- A tinging, burning or prickling sensation in the toes, feet and legs
- Sensitivity to touch
- Loss of balance or coordination
There is no current treatment to reverse nerve damage caused by peripheral neropathy at this time. If you are experiencing any symptoms of nerve damage you should discuss treatment options with your doctor. Early treatment and intervention may delay or possibly prevent further damage.
The most important treatment involves working closely with your doctor to bring blood sugar levels under control. This often means a combination of blood sugar monitoring, meal planning, regular exercise and diabetes medication or insulin.
Referral to a foot specialist may be recommended. Because the same nerve damage causing leg pain in diabetics also causes a loss of sensation in the feet, close observation and monitoring is needed to prevent foot damage or infection that could go unnoticed. Untreated wounds to the feet and legs can easily lead to severe complications including amputation.
Pain relief may require oral medications. Discuss your pain levels and symptoms with your doctor before taking any over the counter pain medications. Often an oral pain medication is only needed at night but there may be times that a combination of oral medication and other forms of treatment such as physical therapy may be helpful.
Leg pain in diabetics can be caused by decreased circulation without peripheral neropathy. Preventative measures that protect already decreased circulation may be something as simple as changing to a non-constrictive sock. Special shoes can improve circulation to the legs and decrease intermittent leg pain.
If you work at a job that has you either sitting or standing for extended periods of time, this can increase you chance of leg pain at night. Take breaks as often as possible during the day. If you are working in a standing position, find a place to get your feet propped up during breaks.
When working at a desk all day find opportunities to get up and walk a few moments at least once an hour whenever possible. The simple act of changing your position and getting active will also help decrease the frequency and duration of leg pain at night.

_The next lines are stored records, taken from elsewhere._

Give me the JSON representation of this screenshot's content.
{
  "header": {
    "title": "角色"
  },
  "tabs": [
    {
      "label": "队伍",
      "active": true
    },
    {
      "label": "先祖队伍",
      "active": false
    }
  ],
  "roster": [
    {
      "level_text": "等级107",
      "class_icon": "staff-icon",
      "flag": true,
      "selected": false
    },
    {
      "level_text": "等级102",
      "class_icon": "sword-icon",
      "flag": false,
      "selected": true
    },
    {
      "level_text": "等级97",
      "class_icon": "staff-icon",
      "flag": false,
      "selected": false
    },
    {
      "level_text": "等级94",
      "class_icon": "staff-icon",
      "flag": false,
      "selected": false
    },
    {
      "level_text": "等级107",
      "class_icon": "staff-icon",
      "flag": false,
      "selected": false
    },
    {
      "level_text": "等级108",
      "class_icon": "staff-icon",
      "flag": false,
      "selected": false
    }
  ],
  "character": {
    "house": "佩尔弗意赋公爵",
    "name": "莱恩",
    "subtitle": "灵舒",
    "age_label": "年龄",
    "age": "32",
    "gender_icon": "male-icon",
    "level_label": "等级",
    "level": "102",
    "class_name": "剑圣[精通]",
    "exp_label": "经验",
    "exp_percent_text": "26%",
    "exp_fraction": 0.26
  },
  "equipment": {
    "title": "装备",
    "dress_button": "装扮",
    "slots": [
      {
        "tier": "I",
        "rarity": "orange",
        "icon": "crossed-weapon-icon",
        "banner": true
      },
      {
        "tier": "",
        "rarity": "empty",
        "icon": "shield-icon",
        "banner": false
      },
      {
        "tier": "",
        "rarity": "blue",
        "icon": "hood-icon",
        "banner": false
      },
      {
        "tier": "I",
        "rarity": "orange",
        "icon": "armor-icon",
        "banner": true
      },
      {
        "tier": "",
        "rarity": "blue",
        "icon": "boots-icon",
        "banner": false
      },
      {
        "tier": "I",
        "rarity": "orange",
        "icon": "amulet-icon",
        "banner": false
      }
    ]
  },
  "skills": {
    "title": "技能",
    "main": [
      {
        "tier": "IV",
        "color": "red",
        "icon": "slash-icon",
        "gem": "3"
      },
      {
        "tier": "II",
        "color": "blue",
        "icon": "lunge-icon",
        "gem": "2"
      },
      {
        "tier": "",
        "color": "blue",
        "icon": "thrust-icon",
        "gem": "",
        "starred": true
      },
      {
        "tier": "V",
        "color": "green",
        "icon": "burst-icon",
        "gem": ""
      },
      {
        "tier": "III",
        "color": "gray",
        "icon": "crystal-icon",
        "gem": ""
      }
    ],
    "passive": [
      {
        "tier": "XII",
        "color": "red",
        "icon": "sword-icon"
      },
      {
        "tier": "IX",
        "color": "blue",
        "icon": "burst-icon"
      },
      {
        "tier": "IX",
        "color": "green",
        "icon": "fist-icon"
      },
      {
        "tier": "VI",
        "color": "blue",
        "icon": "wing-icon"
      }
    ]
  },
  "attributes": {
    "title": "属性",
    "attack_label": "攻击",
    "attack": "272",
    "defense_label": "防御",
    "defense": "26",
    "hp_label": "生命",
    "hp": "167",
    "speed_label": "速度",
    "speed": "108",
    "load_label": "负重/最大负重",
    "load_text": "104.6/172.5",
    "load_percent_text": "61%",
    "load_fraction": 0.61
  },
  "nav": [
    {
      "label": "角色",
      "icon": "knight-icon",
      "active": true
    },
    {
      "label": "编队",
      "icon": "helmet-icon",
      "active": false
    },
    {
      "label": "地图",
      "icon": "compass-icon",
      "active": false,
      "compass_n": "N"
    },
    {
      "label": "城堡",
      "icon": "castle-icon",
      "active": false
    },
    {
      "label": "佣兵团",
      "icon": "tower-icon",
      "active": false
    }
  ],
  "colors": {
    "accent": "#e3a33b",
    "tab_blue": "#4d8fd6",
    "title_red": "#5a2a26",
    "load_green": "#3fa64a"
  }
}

There is no way at this time to totally prevent the leg pain diabetics experience as a result of peripheral neropathy or other causes. With early diagnosis and treatment of diabetes the onset of such problems may be significantly slowed or lessened. Ongoing monitoring and discussing changes in your condition and treatment options will keep you on your feet pain free as long as possible.